112917  David Gamarink (MIT)  (Arguably) Hard on Average Constraint Satisfaction Problems
Abstract: Many combinatorial optimization problems defined on random instances such as random graphs, exhibit an apparent gap between the optimal value, which can be estimated by nonconstructive means, and the best values achievable by fast (polynomial time) algorithms. Through a combined effort of mathematicians, computer scientists and statistical physicists, it became apparent that a potential and in some cases a provable obstruction for designing algorithms bridging this gap is an intricate geometry of nearly optimal solutions, in particular the presence of chaos and a certain Overlap Gap Property (OGP), which we will introduce in this talk. We will demonstrate how for many such problems, the onset of the OGP phase transition indeed nearly coincides with algorithmically hard regimes. Our examples will include the problem of finding a largest independent set of a graph, finding a largest cut in a random hypergrah, random NAEKSAT problem, the problem of finding a largest submatrix of a random matrix, and a highdimensional sparse linear regression problem in statistics. Joint work with WeiKuo Chen, Quan Li, Dmitry Panchenko, Mustazee Rahman, Madhu Sudan and Ilias Zadik. 
12617
*2:004:00pm* 
Philippe Rigollet (MIT)
23 pm & Ankur Moitra (MIT) 34 pm 
Philippe Rigollet (MIT), Exact Recovery in the Ising Block Model

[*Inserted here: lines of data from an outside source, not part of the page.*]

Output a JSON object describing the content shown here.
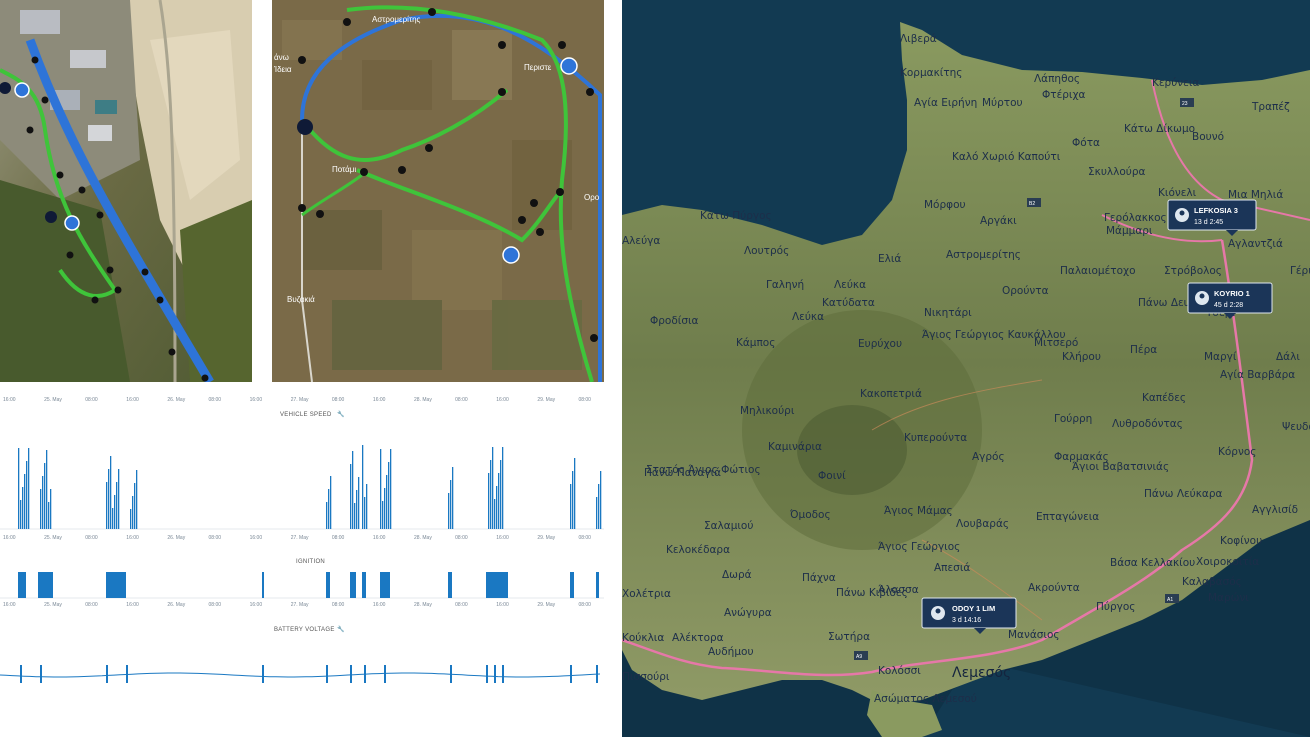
{
  "colors": {
    "route_green": "#3fc43a",
    "route_blue": "#2e74d8",
    "chart_blue": "#1a78c2",
    "sea": "#123a52",
    "land": "#7a8a54",
    "road_pink": "#e678a8",
    "badge_bg": "#1b3558"
  },
  "icons": {
    "start_marker": "circle-marker-icon",
    "key_marker": "key-icon",
    "direction_marker": "arrow-direction-icon",
    "wrench": "wrench-icon",
    "vehicle": "vehicle-icon"
  },
  "sat2": {
    "labels": [
      "Αστρομερίτης",
      "Περιστε",
      "Ποτάμι",
      "Βυζακιά",
      "Ορο",
      "άνω",
      "Ίδεια"
    ]
  },
  "timeline_ticks": [
    "16:00",
    "25. May",
    "08:00",
    "16:00",
    "26. May",
    "08:00",
    "16:00",
    "27. May",
    "08:00",
    "16:00",
    "28. May",
    "08:00",
    "16:00",
    "29. May",
    "08:00"
  ],
  "charts": {
    "speed_title": "VEHICLE SPEED",
    "ignition_title": "IGNITION",
    "battery_title": "BATTERY VOLTAGE"
  },
  "map": {
    "places": [
      {
        "name": "Λιβερά"
      },
      {
        "name": "Κορμακίτης"
      },
      {
        "name": "Λάπηθος"
      },
      {
        "name": "Κερύνεια"
      },
      {
        "name": "Τραπέζ"
      },
      {
        "name": "Φτέριχα"
      },
      {
        "name": "Αγία Ειρήνη"
      },
      {
        "name": "Μύρτου"
      },
      {
        "name": "Κάτω Δίκωμο"
      },
      {
        "name": "Βουνό"
      },
      {
        "name": "Φότα"
      },
      {
        "name": "Καλό Χωριό Καπούτι"
      },
      {
        "name": "Σκυλλούρα"
      },
      {
        "name": "Κιόνελι"
      },
      {
        "name": "Μια Μηλιά"
      },
      {
        "name": "Μόρφου"
      },
      {
        "name": "Αργάκι"
      },
      {
        "name": "Γερόλακκος"
      },
      {
        "name": "Μάμμαρι"
      },
      {
        "name": "Αγλαντζιά"
      },
      {
        "name": "Κάτω Πύργος"
      },
      {
        "name": "Αλεύγα"
      },
      {
        "name": "Λουτρός"
      },
      {
        "name": "Ελιά"
      },
      {
        "name": "Αστρομερίτης"
      },
      {
        "name": "Παλαιομέτοχο"
      },
      {
        "name": "Στρόβολος"
      },
      {
        "name": "Γέρι"
      },
      {
        "name": "Γαληνή"
      },
      {
        "name": "Λεύκα"
      },
      {
        "name": "Κατύδατα"
      },
      {
        "name": "Ορούντα"
      },
      {
        "name": "Πάνω Δευτερά"
      },
      {
        "name": "Τσέρι"
      },
      {
        "name": "Φροδίσια"
      },
      {
        "name": "Λεύκα"
      },
      {
        "name": "Νικητάρι"
      },
      {
        "name": "Κάμπος"
      },
      {
        "name": "Ευρύχου"
      },
      {
        "name": "Άγιος Γεώργιος Καυκάλλου"
      },
      {
        "name": "Μιτσερό"
      },
      {
        "name": "Κλήρου"
      },
      {
        "name": "Πέρα"
      },
      {
        "name": "Μαργί"
      },
      {
        "name": "Δάλι"
      },
      {
        "name": "Κακοπετριά"
      },
      {
        "name": "Αγία Βαρβάρα"
      },
      {
        "name": "Μηλικούρι"
      },
      {
        "name": "Καπέδες"
      },
      {
        "name": "Γούρρη"
      },
      {
        "name": "Λυθροδόντας"
      },
      {
        "name": "Ψευδά"
      },
      {
        "name": "Καμινάρια"
      },
      {
        "name": "Κυπερούντα"
      },
      {
        "name": "Αγρός"
      },
      {
        "name": "Φαρμακάς"
      },
      {
        "name": "Κόρνος"
      },
      {
        "name": "Πάνω Παναγιά"
      },
      {
        "name": "Φοινί"
      },
      {
        "name": "Στατός Άγιος Φώτιος"
      },
      {
        "name": "Άγιοι Βαβατσινιάς"
      },
      {
        "name": "Πάνω Λεύκαρα"
      },
      {
        "name": "Αγγλισίδ"
      },
      {
        "name": "Σαλαμιού"
      },
      {
        "name": "Όμοδος"
      },
      {
        "name": "Άγιος Μάμας"
      },
      {
        "name": "Λουβαράς"
      },
      {
        "name": "Επταγώνεια"
      },
      {
        "name": "Κελοκέδαρα"
      },
      {
        "name": "Άγιος Γεώργιος"
      },
      {
        "name": "Κοφίνου"
      },
      {
        "name": "Βάσα Κελλακίου"
      },
      {
        "name": "Χοιροκοιτία"
      },
      {
        "name": "Δωρά"
      },
      {
        "name": "Πάχνα"
      },
      {
        "name": "Απεσιά"
      },
      {
        "name": "Καλαβασός"
      },
      {
        "name": "Χολέτρια"
      },
      {
        "name": "Πάνω Κιβίδες"
      },
      {
        "name": "Άλασσα"
      },
      {
        "name": "Ακρούντα"
      },
      {
        "name": "Ανώγυρα"
      },
      {
        "name": "Μαρώνι"
      },
      {
        "name": "Πύργος"
      },
      {
        "name": "Κούκλια"
      },
      {
        "name": "Αλέκτορα"
      },
      {
        "name": "Σωτήρα"
      },
      {
        "name": "Αυδήμου"
      },
      {
        "name": "Ασώματος Λεμεσού"
      },
      {
        "name": "Κολόσσι"
      },
      {
        "name": "Πισσούρι"
      },
      {
        "name": "Μανάσιος"
      }
    ],
    "city_large": "Λεμεσός",
    "vehicles": [
      {
        "name": "LEFKOSIA 3",
        "time": "13 d 2:45"
      },
      {
        "name": "KOYRIO 1",
        "time": "45 d 2:28"
      },
      {
        "name": "ODOY 1 LIM",
        "time": "3 d 14:16"
      }
    ],
    "road_numbers": [
      "23",
      "B2",
      "A9",
      "A1"
    ]
  }
}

Abstract: Over the past fifteen years, the problem of learning Ising models from independent samples has been of significant interest in the statistics, machine learning, and statistical physics communities. Much of the effort has been directed towards finding algorithms with low computational cost for various restricted classes of models, primarily in the case where the interaction graph is sparse. In parallel, stochastic blockmodels have played a more and more preponderant role in community detection and clustering as an average case model for the minimum bisection model. In this talk, we introduce a new model, called Ising blockmodel for the community structure in an Ising model. It imposes a block structure on the interactions of a dense Ising model and can be viewed as a structured perturbation of the celebrated CurieWeiss model. We show that interesting phase transitions arise in this model and leverage this probabilistic analysis to develop an algorithm based on semidefinite programming that recovers exactly the community structure when the sample size is large enough. We also prove that exact recovery of the block structure is actually impossible with fewer samples. This is joint work with Quentin Berthet (University of Cambridge) and Piyush Srivastava (Tata Institute). Ankur Moitra (MIT), A New Approach to Approximate Counting and Sampling Abstract: Over the past sixty years, many remarkable connections have been made between statistical physics, probability, analysis and theoretical computer science through the study of approximate counting. While tight phase transitions are known for many problems with pairwise constraints, much less is known about problems with higherorder constraints. 
121417  TBD